=== Problem requirements ===
Among the lines of the records below, copy those that hold the word "conta".

=== Entries supplied ===
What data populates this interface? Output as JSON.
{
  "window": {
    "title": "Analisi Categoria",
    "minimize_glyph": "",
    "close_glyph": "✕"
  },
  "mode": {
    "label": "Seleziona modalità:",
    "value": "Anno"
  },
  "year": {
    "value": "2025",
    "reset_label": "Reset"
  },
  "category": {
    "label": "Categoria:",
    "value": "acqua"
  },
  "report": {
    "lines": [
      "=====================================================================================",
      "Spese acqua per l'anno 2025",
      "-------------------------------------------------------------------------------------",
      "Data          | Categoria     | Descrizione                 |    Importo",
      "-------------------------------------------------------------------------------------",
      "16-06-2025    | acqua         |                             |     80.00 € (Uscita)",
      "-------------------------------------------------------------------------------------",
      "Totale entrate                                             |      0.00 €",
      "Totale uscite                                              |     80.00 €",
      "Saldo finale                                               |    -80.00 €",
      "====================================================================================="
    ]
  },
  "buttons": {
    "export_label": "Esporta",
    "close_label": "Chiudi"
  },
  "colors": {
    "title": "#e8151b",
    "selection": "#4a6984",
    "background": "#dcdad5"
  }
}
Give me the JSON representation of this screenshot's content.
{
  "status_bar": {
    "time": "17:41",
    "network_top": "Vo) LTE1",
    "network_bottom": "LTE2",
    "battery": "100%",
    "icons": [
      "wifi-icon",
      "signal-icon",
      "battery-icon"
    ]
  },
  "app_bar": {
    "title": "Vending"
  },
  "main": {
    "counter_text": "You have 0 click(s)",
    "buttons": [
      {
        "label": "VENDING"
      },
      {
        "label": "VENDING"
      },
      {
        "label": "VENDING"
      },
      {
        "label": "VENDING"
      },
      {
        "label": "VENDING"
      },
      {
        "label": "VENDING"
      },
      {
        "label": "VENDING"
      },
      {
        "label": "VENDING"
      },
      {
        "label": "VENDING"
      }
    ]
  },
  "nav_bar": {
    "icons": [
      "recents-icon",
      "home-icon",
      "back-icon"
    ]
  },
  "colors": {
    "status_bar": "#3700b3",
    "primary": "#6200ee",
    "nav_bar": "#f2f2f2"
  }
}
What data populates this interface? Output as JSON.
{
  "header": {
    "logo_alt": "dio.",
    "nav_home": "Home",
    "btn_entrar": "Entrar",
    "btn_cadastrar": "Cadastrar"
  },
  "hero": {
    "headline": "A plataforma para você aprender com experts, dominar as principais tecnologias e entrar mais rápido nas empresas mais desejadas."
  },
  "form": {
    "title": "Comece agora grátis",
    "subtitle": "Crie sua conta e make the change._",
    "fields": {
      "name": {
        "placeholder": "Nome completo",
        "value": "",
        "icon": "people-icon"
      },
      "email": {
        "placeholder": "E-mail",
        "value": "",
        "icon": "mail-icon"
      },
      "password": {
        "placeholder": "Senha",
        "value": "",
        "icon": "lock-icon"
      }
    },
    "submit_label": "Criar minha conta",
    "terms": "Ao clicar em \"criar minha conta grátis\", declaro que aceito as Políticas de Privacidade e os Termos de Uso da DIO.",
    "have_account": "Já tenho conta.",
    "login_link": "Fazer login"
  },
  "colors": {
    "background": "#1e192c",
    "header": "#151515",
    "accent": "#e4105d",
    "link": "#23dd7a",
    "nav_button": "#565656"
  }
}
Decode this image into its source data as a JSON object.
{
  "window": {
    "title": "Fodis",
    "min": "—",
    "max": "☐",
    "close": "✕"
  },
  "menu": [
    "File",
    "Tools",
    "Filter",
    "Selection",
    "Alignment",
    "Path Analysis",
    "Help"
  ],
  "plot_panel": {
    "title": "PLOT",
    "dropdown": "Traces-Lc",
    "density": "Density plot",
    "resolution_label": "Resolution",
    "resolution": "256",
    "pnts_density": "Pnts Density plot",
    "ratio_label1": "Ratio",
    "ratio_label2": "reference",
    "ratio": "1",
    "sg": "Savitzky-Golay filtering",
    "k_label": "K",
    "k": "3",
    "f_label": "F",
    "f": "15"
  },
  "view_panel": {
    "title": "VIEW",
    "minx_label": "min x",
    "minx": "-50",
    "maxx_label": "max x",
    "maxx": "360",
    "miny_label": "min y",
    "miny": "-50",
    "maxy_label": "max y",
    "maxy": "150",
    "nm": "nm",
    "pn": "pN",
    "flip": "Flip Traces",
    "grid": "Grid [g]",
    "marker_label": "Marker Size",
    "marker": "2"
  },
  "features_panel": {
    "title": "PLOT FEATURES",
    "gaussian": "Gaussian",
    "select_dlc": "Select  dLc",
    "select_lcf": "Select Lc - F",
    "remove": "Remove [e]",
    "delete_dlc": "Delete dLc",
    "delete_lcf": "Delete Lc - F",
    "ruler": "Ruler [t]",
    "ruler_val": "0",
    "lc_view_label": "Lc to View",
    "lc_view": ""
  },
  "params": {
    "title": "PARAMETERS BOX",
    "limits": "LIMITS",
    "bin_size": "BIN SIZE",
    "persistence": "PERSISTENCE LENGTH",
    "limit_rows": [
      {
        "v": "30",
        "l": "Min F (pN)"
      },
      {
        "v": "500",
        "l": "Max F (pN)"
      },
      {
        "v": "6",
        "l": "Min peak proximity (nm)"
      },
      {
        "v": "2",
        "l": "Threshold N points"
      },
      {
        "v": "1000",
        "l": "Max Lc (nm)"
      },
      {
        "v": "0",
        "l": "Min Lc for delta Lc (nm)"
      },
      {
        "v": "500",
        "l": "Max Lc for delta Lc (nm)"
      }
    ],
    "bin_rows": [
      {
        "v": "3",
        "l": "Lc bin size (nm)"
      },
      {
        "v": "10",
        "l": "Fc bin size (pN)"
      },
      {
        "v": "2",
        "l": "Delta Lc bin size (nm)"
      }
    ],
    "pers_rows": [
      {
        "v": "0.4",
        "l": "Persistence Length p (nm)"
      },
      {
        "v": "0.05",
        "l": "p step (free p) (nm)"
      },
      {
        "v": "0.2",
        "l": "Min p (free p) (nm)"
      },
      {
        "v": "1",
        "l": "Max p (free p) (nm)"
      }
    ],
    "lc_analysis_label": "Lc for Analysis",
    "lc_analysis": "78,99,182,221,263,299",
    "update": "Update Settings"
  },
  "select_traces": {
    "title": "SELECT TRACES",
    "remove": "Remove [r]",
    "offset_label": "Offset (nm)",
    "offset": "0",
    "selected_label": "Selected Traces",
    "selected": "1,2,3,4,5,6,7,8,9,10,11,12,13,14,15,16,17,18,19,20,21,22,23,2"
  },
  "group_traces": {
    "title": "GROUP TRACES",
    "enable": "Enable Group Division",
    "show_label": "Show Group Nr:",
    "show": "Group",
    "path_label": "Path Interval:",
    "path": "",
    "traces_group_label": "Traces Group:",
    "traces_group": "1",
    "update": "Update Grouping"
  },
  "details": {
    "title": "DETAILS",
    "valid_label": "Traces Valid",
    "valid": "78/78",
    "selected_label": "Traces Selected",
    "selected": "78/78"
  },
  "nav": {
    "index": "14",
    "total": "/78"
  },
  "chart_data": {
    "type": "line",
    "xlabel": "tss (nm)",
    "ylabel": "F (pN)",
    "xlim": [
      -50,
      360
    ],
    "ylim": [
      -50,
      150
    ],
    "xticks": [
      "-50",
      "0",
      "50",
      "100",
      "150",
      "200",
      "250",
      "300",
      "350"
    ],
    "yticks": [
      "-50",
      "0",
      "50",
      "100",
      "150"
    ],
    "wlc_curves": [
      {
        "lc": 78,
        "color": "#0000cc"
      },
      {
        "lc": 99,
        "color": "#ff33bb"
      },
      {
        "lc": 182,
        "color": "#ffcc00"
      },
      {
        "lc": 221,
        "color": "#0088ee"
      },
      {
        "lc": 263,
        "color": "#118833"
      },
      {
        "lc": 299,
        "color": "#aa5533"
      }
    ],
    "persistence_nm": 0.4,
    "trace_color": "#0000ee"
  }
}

=== Task result ===
    "subtitle": "Crie sua conta e make the change._",
    "submit_label": "Criar minha conta",
    "terms": "Ao clicar em \"criar minha conta grátis\", declaro que aceito as Políticas de Privacidade e os Termos de Uso da DIO.",
    "have_account": "Já tenho conta.",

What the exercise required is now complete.